A wide, shallow river
With the Federal government partially shut down for two weeks and Washington politicians playing chicken with the country’s credit score, it is easy to conclude that our best days are behind us. We beg to differ.
The US economy always seems to surprise the pessimists. Even though the current recovery is less robust than those we experienced in the past, it is still much better than the economy predicted in the dark days of 2009. Growth in GDP has averaged 2% since 2009, double the growth predicted by the “New Normal” crowd.
The one thing everyone seems to agree on is that we have the wrong economic policy—some say the government isn’t spending enough, while the rest say it is spending too much. But neither side does a good job of explaining why we have managed to produce the best growth in the developed world since the crisis of 2008.
Here’s how I think about the US economy: Imagine a river 20 miles wide and two inches deep. Occasionally someone tries to dam the river, or divert it in a significant way—think war, tax increases, Wall Street Greed, big business, big unions—take your pick.
What happens? This very wide and shallow river always finds its way around whatever obstacle is placed in its way. No one has been able to build a dam fast enough to stop the continually adaptive monster that is the US economy.
But in a global economy, the river is much wider than it used to be. Holding back the ingenuity of three billion people connected by the Internet (with 3 billion more on their way) is a big job and, we believe, an impossible one.

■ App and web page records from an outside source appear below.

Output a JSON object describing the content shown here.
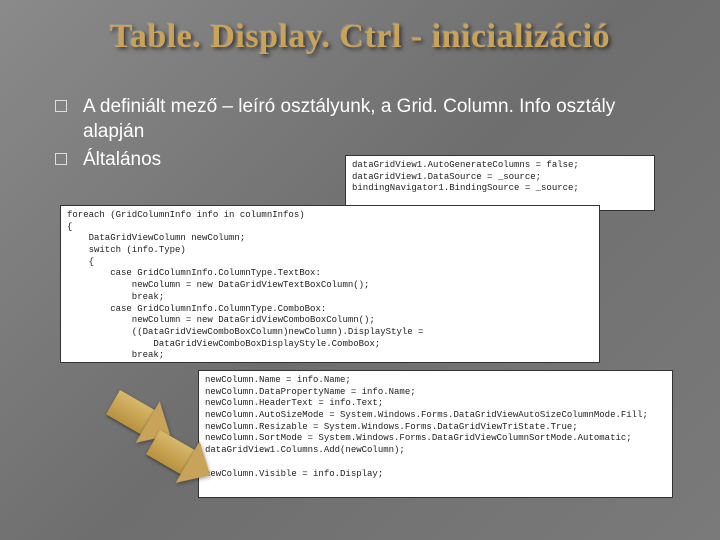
{
  "title": "Table. Display. Ctrl - inicializáció",
  "bullets": [
    "A definiált mező – leíró osztályunk, a Grid. Column. Info osztály alapján",
    "Általános"
  ],
  "code": {
    "top": "dataGridView1.AutoGenerateColumns = false;\ndataGridView1.DataSource = _source;\nbindingNavigator1.BindingSource = _source;",
    "mid": "foreach (GridColumnInfo info in columnInfos)\n{\n    DataGridViewColumn newColumn;\n    switch (info.Type)\n    {\n        case GridColumnInfo.ColumnType.TextBox:\n            newColumn = new DataGridViewTextBoxColumn();\n            break;\n        case GridColumnInfo.ColumnType.ComboBox:\n            newColumn = new DataGridViewComboBoxColumn();\n            ((DataGridViewComboBoxColumn)newColumn).DisplayStyle =\n                DataGridViewComboBoxDisplayStyle.ComboBox;\n            break;",
    "bot": "newColumn.Name = info.Name;\nnewColumn.DataPropertyName = info.Name;\nnewColumn.HeaderText = info.Text;\nnewColumn.AutoSizeMode = System.Windows.Forms.DataGridViewAutoSizeColumnMode.Fill;\nnewColumn.Resizable = System.Windows.Forms.DataGridViewTriState.True;\nnewColumn.SortMode = System.Windows.Forms.DataGridViewColumnSortMode.Automatic;\ndataGridView1.Columns.Add(newColumn);\n\nnewColumn.Visible = info.Display;"
  }
}
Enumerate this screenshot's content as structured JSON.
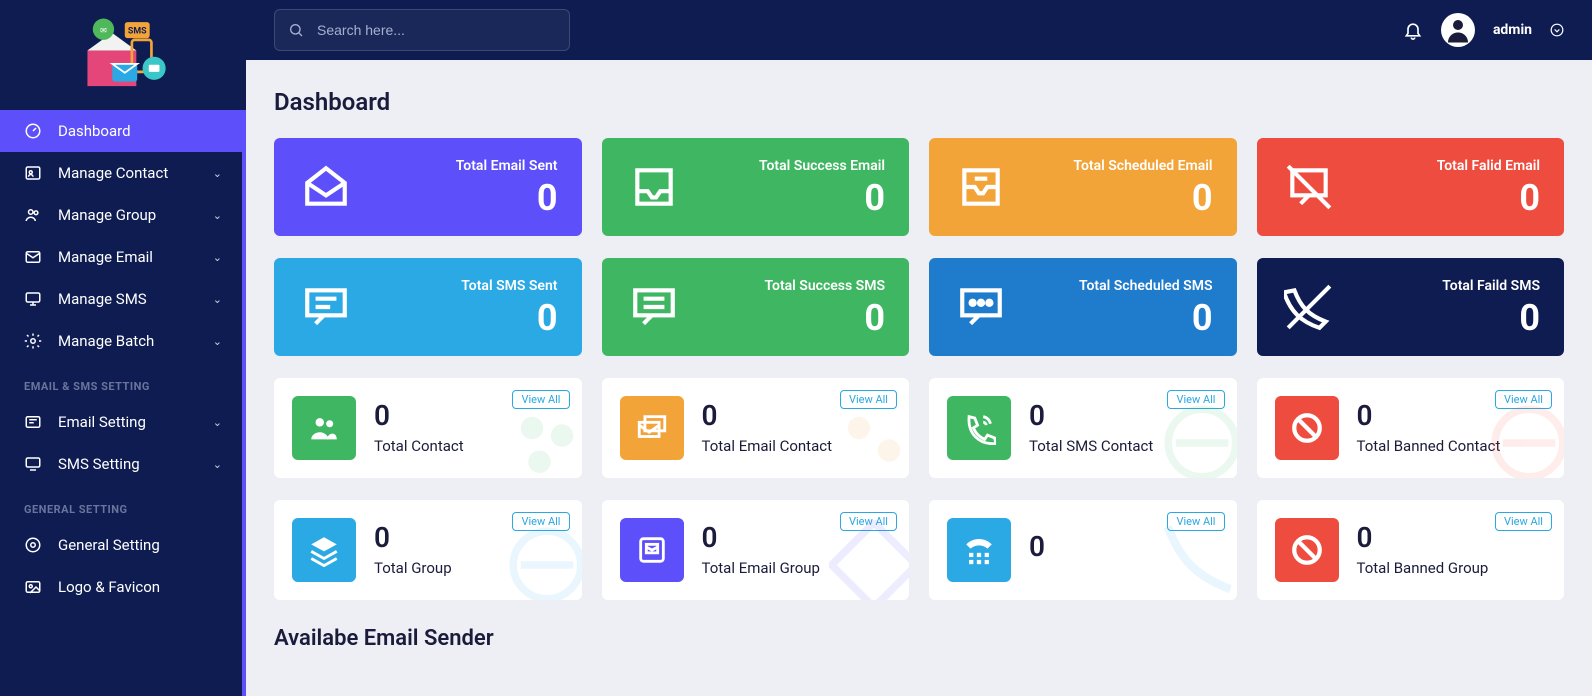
{
  "search": {
    "placeholder": "Search here..."
  },
  "user": {
    "name": "admin"
  },
  "page": {
    "title": "Dashboard",
    "section_available_sender": "Availabe Email Sender"
  },
  "sidebar": {
    "items": [
      {
        "label": "Dashboard"
      },
      {
        "label": "Manage Contact"
      },
      {
        "label": "Manage Group"
      },
      {
        "label": "Manage Email"
      },
      {
        "label": "Manage SMS"
      },
      {
        "label": "Manage Batch"
      }
    ],
    "section_email_sms": "EMAIL & SMS SETTING",
    "email_sms_items": [
      {
        "label": "Email Setting"
      },
      {
        "label": "SMS Setting"
      }
    ],
    "section_general": "GENERAL SETTING",
    "general_items": [
      {
        "label": "General Setting"
      },
      {
        "label": "Logo & Favicon"
      }
    ]
  },
  "tiles": {
    "row1": [
      {
        "label": "Total Email Sent",
        "value": "0",
        "color": "#5d4ff9"
      },
      {
        "label": "Total Success Email",
        "value": "0",
        "color": "#3fb762"
      },
      {
        "label": "Total Scheduled Email",
        "value": "0",
        "color": "#f3a439"
      },
      {
        "label": "Total Falid Email",
        "value": "0",
        "color": "#ee4c3f"
      }
    ],
    "row2": [
      {
        "label": "Total SMS Sent",
        "value": "0",
        "color": "#2ba9e4"
      },
      {
        "label": "Total Success SMS",
        "value": "0",
        "color": "#3fb762"
      },
      {
        "label": "Total Scheduled SMS",
        "value": "0",
        "color": "#1f7bcb"
      },
      {
        "label": "Total Faild SMS",
        "value": "0",
        "color": "#0e1c51"
      }
    ]
  },
  "view_all_label": "View All",
  "cards": {
    "row3": [
      {
        "value": "0",
        "label": "Total Contact",
        "color": "#3fb762"
      },
      {
        "value": "0",
        "label": "Total Email Contact",
        "color": "#f3a439"
      },
      {
        "value": "0",
        "label": "Total SMS Contact",
        "color": "#3fb762"
      },
      {
        "value": "0",
        "label": "Total Banned Contact",
        "color": "#ee4c3f"
      }
    ],
    "row4": [
      {
        "value": "0",
        "label": "Total Group",
        "color": "#2ba9e4"
      },
      {
        "value": "0",
        "label": "Total Email Group",
        "color": "#5d4ff9"
      },
      {
        "value": "0",
        "label": "",
        "color": "#2ba9e4"
      },
      {
        "value": "0",
        "label": "Total Banned Group",
        "color": "#ee4c3f"
      }
    ]
  }
}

Next year is shaping up to be a good one for the world economy. Of the four major drivers of growth, the US, China, Japan, and Europe, none will be in recession in 2014. That’s a big deal and it is an environment that should treat stockholders well.
Daniel A. Ogden